#### Your assignment
Print the listing once more, exactly as written.

#### Source data
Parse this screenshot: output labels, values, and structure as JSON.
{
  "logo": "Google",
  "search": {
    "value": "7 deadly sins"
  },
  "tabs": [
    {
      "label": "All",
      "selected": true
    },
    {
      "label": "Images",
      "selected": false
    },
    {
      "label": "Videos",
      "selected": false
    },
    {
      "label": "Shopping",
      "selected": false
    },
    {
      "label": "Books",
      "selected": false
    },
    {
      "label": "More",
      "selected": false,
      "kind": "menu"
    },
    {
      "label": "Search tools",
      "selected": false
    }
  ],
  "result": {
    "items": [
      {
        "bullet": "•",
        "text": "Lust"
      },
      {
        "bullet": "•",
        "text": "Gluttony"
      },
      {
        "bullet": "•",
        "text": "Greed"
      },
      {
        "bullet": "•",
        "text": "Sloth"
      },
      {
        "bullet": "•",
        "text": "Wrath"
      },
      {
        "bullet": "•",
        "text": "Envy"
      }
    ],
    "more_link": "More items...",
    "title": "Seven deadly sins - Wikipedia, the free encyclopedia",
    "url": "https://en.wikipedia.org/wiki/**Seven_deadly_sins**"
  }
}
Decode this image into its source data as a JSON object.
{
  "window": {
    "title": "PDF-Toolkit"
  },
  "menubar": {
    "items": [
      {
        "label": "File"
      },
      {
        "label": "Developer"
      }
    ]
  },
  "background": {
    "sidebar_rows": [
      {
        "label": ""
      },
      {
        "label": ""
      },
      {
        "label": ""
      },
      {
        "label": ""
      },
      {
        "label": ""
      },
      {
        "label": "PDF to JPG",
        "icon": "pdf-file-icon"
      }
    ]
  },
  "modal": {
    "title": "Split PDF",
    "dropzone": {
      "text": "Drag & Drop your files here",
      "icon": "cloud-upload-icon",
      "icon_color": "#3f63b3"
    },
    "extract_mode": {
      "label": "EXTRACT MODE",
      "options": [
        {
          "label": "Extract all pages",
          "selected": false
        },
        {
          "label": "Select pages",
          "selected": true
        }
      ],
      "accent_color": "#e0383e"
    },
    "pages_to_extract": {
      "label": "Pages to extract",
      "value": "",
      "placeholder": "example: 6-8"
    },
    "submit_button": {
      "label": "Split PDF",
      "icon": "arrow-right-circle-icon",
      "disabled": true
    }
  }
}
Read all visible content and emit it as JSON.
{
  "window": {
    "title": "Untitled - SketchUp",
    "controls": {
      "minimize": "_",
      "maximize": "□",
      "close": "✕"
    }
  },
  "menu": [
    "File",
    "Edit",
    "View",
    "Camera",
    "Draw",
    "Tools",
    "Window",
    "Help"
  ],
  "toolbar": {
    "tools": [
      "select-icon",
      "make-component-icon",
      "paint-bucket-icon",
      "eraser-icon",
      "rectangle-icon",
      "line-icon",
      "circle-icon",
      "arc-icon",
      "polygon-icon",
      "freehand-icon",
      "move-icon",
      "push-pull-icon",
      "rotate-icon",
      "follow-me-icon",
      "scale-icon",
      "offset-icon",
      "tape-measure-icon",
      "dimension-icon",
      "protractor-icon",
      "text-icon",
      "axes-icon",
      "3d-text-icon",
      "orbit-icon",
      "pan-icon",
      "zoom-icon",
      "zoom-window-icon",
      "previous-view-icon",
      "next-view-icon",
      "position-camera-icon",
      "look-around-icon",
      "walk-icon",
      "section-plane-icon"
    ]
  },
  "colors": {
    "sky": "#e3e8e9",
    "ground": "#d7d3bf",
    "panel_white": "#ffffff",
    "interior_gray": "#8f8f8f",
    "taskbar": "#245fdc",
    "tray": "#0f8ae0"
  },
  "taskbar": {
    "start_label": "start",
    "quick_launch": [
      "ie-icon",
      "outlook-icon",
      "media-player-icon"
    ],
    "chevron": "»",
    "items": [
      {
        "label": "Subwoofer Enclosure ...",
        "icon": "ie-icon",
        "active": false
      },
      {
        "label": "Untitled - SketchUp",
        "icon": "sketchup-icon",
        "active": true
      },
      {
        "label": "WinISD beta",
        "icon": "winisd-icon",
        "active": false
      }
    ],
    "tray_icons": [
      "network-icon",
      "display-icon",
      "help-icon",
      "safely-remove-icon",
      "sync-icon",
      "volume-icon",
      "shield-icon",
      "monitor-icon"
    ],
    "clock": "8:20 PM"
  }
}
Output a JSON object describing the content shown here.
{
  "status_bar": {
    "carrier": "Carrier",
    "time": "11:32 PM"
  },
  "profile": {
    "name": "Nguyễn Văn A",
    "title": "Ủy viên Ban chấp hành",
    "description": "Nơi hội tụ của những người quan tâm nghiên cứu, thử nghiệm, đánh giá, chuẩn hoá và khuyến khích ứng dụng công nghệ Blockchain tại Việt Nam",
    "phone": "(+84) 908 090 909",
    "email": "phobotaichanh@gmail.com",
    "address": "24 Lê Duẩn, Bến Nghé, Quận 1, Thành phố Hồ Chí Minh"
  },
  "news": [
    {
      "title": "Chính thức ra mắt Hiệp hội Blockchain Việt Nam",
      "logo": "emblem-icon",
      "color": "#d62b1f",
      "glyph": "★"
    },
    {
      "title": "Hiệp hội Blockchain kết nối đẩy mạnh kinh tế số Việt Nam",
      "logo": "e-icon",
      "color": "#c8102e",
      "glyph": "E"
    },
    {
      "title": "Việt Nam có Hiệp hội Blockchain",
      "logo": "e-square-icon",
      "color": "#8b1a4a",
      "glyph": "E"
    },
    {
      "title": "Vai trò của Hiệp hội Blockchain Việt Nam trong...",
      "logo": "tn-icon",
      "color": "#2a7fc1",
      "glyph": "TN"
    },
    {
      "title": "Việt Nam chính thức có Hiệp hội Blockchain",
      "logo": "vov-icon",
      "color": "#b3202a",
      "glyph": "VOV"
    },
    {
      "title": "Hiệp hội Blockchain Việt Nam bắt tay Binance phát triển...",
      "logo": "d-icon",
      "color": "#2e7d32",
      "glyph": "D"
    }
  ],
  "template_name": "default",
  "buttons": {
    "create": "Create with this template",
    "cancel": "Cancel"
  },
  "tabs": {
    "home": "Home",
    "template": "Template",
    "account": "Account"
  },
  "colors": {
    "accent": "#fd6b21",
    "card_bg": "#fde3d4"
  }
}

#### Answer box
Parse this screenshot: output labels, values, and structure as JSON.
{
  "logo": "Google",
  "search": {
    "value": "7 deadly sins"
  },
  "tabs": [
    {
      "label": "All",
      "selected": true
    },
    {
      "label": "Images",
      "selected": false
    },
    {
      "label": "Videos",
      "selected": false
    },
    {
      "label": "Shopping",
      "selected": false
    },
    {
      "label": "Books",
      "selected": false
    },
    {
      "label": "More",
      "selected": false,
      "kind": "menu"
    },
    {
      "label": "Search tools",
      "selected": false
    }
  ],
  "result": {
    "items": [
      {
        "bullet": "•",
        "text": "Lust"
      },
      {
        "bullet": "•",
        "text": "Gluttony"
      },
      {
        "bullet": "•",
        "text": "Greed"
      },
      {
        "bullet": "•",
        "text": "Sloth"
      },
      {
        "bullet": "•",
        "text": "Wrath"
      },
      {
        "bullet": "•",
        "text": "Envy"
      }
    ],
    "more_link": "More items...",
    "title": "Seven deadly sins - Wikipedia, the free encyclopedia",
    "url": "https://en.wikipedia.org/wiki/**Seven_deadly_sins**"
  }
}
Decode this image into its source data as a JSON object.
{
  "window": {
    "title": "PDF-Toolkit"
  },
  "menubar": {
    "items": [
      {
        "label": "File"
      },
      {
        "label": "Developer"
      }
    ]
  },
  "background": {
    "sidebar_rows": [
      {
        "label": ""
      },
      {
        "label": ""
      },
      {
        "label": ""
      },
      {
        "label": ""
      },
      {
        "label": ""
      },
      {
        "label": "PDF to JPG",
        "icon": "pdf-file-icon"
      }
    ]
  },
  "modal": {
    "title": "Split PDF",
    "dropzone": {
      "text": "Drag & Drop your files here",
      "icon": "cloud-upload-icon",
      "icon_color": "#3f63b3"
    },
    "extract_mode": {
      "label": "EXTRACT MODE",
      "options": [
        {
          "label": "Extract all pages",
          "selected": false
        },
        {
          "label": "Select pages",
          "selected": true
        }
      ],
      "accent_color": "#e0383e"
    },
    "pages_to_extract": {
      "label": "Pages to extract",
      "value": "",
      "placeholder": "example: 6-8"
    },
    "submit_button": {
      "label": "Split PDF",
      "icon": "arrow-right-circle-icon",
      "disabled": true
    }
  }
}
Read all visible content and emit it as JSON.
{
  "window": {
    "title": "Untitled - SketchUp",
    "controls": {
      "minimize": "_",
      "maximize": "□",
      "close": "✕"
    }
  },
  "menu": [
    "File",
    "Edit",
    "View",
    "Camera",
    "Draw",
    "Tools",
    "Window",
    "Help"
  ],
  "toolbar": {
    "tools": [
      "select-icon",
      "make-component-icon",
      "paint-bucket-icon",
      "eraser-icon",
      "rectangle-icon",
      "line-icon",
      "circle-icon",
      "arc-icon",
      "polygon-icon",
      "freehand-icon",
      "move-icon",
      "push-pull-icon",
      "rotate-icon",
      "follow-me-icon",
      "scale-icon",
      "offset-icon",
      "tape-measure-icon",
      "dimension-icon",
      "protractor-icon",
      "text-icon",
      "axes-icon",
      "3d-text-icon",
      "orbit-icon",
      "pan-icon",
      "zoom-icon",
      "zoom-window-icon",
      "previous-view-icon",
      "next-view-icon",
      "position-camera-icon",
      "look-around-icon",
      "walk-icon",
      "section-plane-icon"
    ]
  },
  "colors": {
    "sky": "#e3e8e9",
    "ground": "#d7d3bf",
    "panel_white": "#ffffff",
    "interior_gray": "#8f8f8f",
    "taskbar": "#245fdc",
    "tray": "#0f8ae0"
  },
  "taskbar": {
    "start_label": "start",
    "quick_launch": [
      "ie-icon",
      "outlook-icon",
      "media-player-icon"
    ],
    "chevron": "»",
    "items": [
      {
        "label": "Subwoofer Enclosure ...",
        "icon": "ie-icon",
        "active": false
      },
      {
        "label": "Untitled - SketchUp",
        "icon": "sketchup-icon",
        "active": true
      },
      {
        "label": "WinISD beta",
        "icon": "winisd-icon",
        "active": false
      }
    ],
    "tray_icons": [
      "network-icon",
      "display-icon",
      "help-icon",
      "safely-remove-icon",
      "sync-icon",
      "volume-icon",
      "shield-icon",
      "monitor-icon"
    ],
    "clock": "8:20 PM"
  }
}
Output a JSON object describing the content shown here.
{
  "status_bar": {
    "carrier": "Carrier",
    "time": "11:32 PM"
  },
  "profile": {
    "name": "Nguyễn Văn A",
    "title": "Ủy viên Ban chấp hành",
    "description": "Nơi hội tụ của những người quan tâm nghiên cứu, thử nghiệm, đánh giá, chuẩn hoá và khuyến khích ứng dụng công nghệ Blockchain tại Việt Nam",
    "phone": "(+84) 908 090 909",
    "email": "phobotaichanh@gmail.com",
    "address": "24 Lê Duẩn, Bến Nghé, Quận 1, Thành phố Hồ Chí Minh"
  },
  "news": [
    {
      "title": "Chính thức ra mắt Hiệp hội Blockchain Việt Nam",
      "logo": "emblem-icon",
      "color": "#d62b1f",
      "glyph": "★"
    },
    {
      "title": "Hiệp hội Blockchain kết nối đẩy mạnh kinh tế số Việt Nam",
      "logo": "e-icon",
      "color": "#c8102e",
      "glyph": "E"
    },
    {
      "title": "Việt Nam có Hiệp hội Blockchain",
      "logo": "e-square-icon",
      "color": "#8b1a4a",
      "glyph": "E"
    },
    {
      "title": "Vai trò của Hiệp hội Blockchain Việt Nam trong...",
      "logo": "tn-icon",
      "color": "#2a7fc1",
      "glyph": "TN"
    },
    {
      "title": "Việt Nam chính thức có Hiệp hội Blockchain",
      "logo": "vov-icon",
      "color": "#b3202a",
      "glyph": "VOV"
    },
    {
      "title": "Hiệp hội Blockchain Việt Nam bắt tay Binance phát triển...",
      "logo": "d-icon",
      "color": "#2e7d32",
      "glyph": "D"
    }
  ],
  "template_name": "default",
  "buttons": {
    "create": "Create with this template",
    "cancel": "Cancel"
  },
  "tabs": {
    "home": "Home",
    "template": "Template",
    "account": "Account"
  },
  "colors": {
    "accent": "#fd6b21",
    "card_bg": "#fde3d4"
  }
}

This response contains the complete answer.